WORK REQUEST: Present the data once more in exactly its original form.

*** RECORDS FOR THE EXERCISE ***

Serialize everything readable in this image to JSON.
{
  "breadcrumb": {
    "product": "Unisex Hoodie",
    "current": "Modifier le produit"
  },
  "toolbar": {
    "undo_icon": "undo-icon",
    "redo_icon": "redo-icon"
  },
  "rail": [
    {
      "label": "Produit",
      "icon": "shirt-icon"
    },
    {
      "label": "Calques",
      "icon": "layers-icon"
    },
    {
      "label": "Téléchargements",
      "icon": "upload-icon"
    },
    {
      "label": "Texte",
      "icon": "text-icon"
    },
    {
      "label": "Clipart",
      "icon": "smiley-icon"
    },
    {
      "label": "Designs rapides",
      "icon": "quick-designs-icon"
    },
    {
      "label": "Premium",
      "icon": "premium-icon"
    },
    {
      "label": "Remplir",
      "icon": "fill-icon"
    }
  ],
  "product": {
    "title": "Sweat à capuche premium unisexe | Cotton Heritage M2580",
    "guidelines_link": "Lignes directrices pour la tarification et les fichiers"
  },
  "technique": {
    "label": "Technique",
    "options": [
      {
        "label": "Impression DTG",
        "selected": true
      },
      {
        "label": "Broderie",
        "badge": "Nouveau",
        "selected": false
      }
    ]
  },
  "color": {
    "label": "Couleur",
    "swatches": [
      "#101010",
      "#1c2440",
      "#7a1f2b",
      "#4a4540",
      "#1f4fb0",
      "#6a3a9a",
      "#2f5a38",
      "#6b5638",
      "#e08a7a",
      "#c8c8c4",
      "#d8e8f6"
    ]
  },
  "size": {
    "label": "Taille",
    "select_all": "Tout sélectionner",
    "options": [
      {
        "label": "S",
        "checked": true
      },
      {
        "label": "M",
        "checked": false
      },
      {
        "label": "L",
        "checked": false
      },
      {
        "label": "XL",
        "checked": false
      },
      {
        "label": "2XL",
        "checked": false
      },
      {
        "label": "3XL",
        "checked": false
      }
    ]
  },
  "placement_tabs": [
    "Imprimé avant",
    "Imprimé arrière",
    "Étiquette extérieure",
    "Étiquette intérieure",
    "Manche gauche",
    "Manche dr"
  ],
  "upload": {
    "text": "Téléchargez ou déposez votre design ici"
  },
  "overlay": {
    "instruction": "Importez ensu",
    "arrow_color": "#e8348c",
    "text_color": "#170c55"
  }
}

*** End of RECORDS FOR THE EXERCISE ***

RESPONSE FOR THIS EXERCISE:
Serialize everything readable in this image to JSON.
{
  "breadcrumb": {
    "product": "Unisex Hoodie",
    "current": "Modifier le produit"
  },
  "toolbar": {
    "undo_icon": "undo-icon",
    "redo_icon": "redo-icon"
  },
  "rail": [
    {
      "label": "Produit",
      "icon": "shirt-icon"
    },
    {
      "label": "Calques",
      "icon": "layers-icon"
    },
    {
      "label": "Téléchargements",
      "icon": "upload-icon"
    },
    {
      "label": "Texte",
      "icon": "text-icon"
    },
    {
      "label": "Clipart",
      "icon": "smiley-icon"
    },
    {
      "label": "Designs rapides",
      "icon": "quick-designs-icon"
    },
    {
      "label": "Premium",
      "icon": "premium-icon"
    },
    {
      "label": "Remplir",
      "icon": "fill-icon"
    }
  ],
  "product": {
    "title": "Sweat à capuche premium unisexe | Cotton Heritage M2580",
    "guidelines_link": "Lignes directrices pour la tarification et les fichiers"
  },
  "technique": {
    "label": "Technique",
    "options": [
      {
        "label": "Impression DTG",
        "selected": true
      },
      {
        "label": "Broderie",
        "badge": "Nouveau",
        "selected": false
      }
    ]
  },
  "color": {
    "label": "Couleur",
    "swatches": [
      "#101010",
      "#1c2440",
      "#7a1f2b",
      "#4a4540",
      "#1f4fb0",
      "#6a3a9a",
      "#2f5a38",
      "#6b5638",
      "#e08a7a",
      "#c8c8c4",
      "#d8e8f6"
    ]
  },
  "size": {
    "label": "Taille",
    "select_all": "Tout sélectionner",
    "options": [
      {
        "label": "S",
        "checked": true
      },
      {
        "label": "M",
        "checked": false
      },
      {
        "label": "L",
        "checked": false
      },
      {
        "label": "XL",
        "checked": false
      },
      {
        "label": "2XL",
        "checked": false
      },
      {
        "label": "3XL",
        "checked": false
      }
    ]
  },
  "placement_tabs": [
    "Imprimé avant",
    "Imprimé arrière",
    "Étiquette extérieure",
    "Étiquette intérieure",
    "Manche gauche",
    "Manche dr"
  ],
  "upload": {
    "text": "Téléchargez ou déposez votre design ici"
  },
  "overlay": {
    "instruction": "Importez ensu",
    "arrow_color": "#e8348c",
    "text_color": "#170c55"
  }
}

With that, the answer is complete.